Sweet brambles

The name eglantine is from Middle English eglentyn, from Old French aiglantin (adj.), from aiglent ‘sweetbrier’, from Vulgar Latin *aculentus (with the ending of spinulentus ‘thorny, prickly’), from Latin aculeus ‘prickle’, from acus ‘needle’. Sweet refers to the sweet, apple fragrance of the leaves, while briar ~ brier refers to it being a thorny bush.

I’ve been putting it off. Each time I dial up, the numbers click through an exchange- their percussive notes hammer out the shrill tuneless sequence.

But each time I replace the reciever, something has gotten through. Data. I am recovering. Bit by bit.

I click the tool and reholster it. Not today I think.

But it’s just beneath the skin. Into a layer of fatty tissue that has sheathed the belly, the bottom, the thighs. The arms. So transmit the impulse, do something you did the other day, it can’t be that long ago. Why, what’s different? Aren’t you more pliable?

Sharp scratch.

Leave a Reply

Fill in your details below or click an icon to log in:

WordPress.com Logo

You are commenting using your WordPress.com account. Log Out /  Change )

Google photo

You are commenting using your Google account. Log Out /  Change )

Twitter picture

You are commenting using your Twitter account. Log Out /  Change )

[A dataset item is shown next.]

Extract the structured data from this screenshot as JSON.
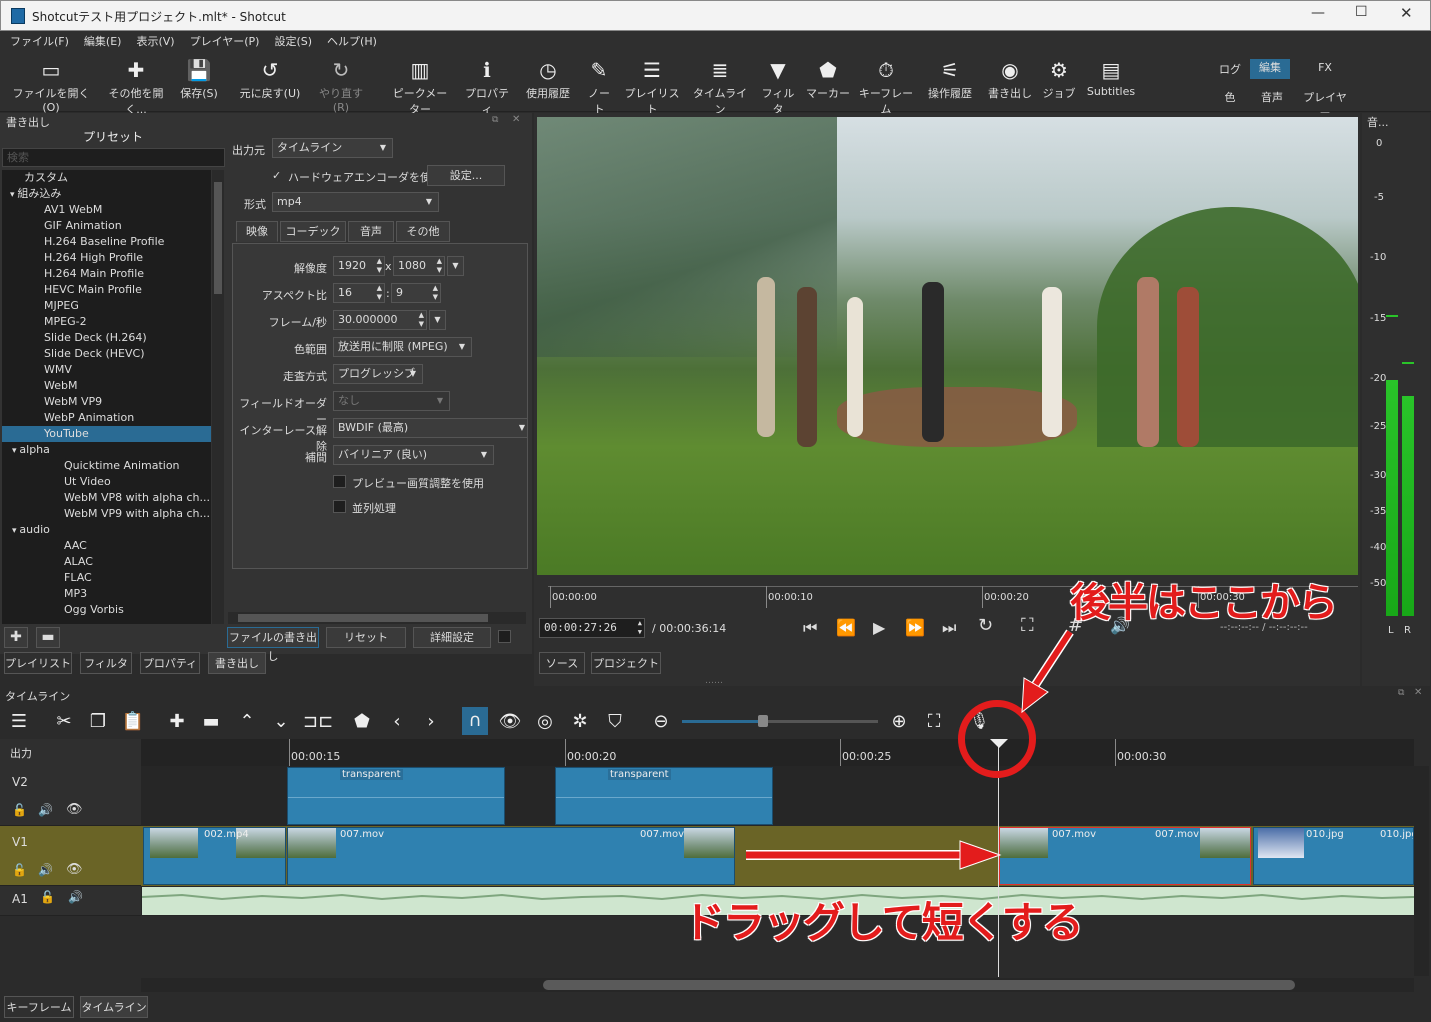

Facebook photo

You are commenting using your Facebook account. Log Out /  Change )

Connecting to %s